Records drawn from a dataset

....

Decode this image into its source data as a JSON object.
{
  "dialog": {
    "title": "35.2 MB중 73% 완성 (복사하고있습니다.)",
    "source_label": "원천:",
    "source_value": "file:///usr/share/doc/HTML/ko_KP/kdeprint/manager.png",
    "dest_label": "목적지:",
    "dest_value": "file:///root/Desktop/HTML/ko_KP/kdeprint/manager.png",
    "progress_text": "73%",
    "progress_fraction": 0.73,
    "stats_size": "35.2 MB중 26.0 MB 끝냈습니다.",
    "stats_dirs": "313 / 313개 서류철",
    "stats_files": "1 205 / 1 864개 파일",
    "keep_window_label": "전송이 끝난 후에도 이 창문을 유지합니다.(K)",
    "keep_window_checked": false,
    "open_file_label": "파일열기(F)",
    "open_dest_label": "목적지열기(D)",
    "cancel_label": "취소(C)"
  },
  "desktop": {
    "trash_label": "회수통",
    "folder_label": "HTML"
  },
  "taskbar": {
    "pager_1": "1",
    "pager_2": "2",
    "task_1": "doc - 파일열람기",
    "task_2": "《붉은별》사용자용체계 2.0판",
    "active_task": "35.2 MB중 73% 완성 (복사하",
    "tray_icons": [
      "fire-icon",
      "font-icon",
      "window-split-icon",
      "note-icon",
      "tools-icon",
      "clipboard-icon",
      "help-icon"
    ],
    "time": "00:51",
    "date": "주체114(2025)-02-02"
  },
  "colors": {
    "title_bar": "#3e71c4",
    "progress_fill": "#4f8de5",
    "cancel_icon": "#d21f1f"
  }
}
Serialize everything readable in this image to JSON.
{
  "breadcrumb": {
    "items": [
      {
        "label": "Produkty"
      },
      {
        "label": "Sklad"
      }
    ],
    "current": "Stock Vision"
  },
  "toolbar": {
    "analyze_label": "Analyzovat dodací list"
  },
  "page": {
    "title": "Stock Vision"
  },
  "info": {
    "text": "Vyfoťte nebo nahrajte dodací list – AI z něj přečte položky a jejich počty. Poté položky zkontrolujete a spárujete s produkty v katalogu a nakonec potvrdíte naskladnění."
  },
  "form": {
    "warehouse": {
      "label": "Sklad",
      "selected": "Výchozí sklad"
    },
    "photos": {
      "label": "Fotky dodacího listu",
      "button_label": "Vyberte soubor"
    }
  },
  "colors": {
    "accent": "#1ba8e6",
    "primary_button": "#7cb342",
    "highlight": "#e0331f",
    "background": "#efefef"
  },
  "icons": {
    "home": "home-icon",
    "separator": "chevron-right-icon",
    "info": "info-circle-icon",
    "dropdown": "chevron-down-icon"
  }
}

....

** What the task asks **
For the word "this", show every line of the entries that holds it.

** Written answer **
Decode this image into its source data as a JSON object.
Serialize everything readable in this image to JSON.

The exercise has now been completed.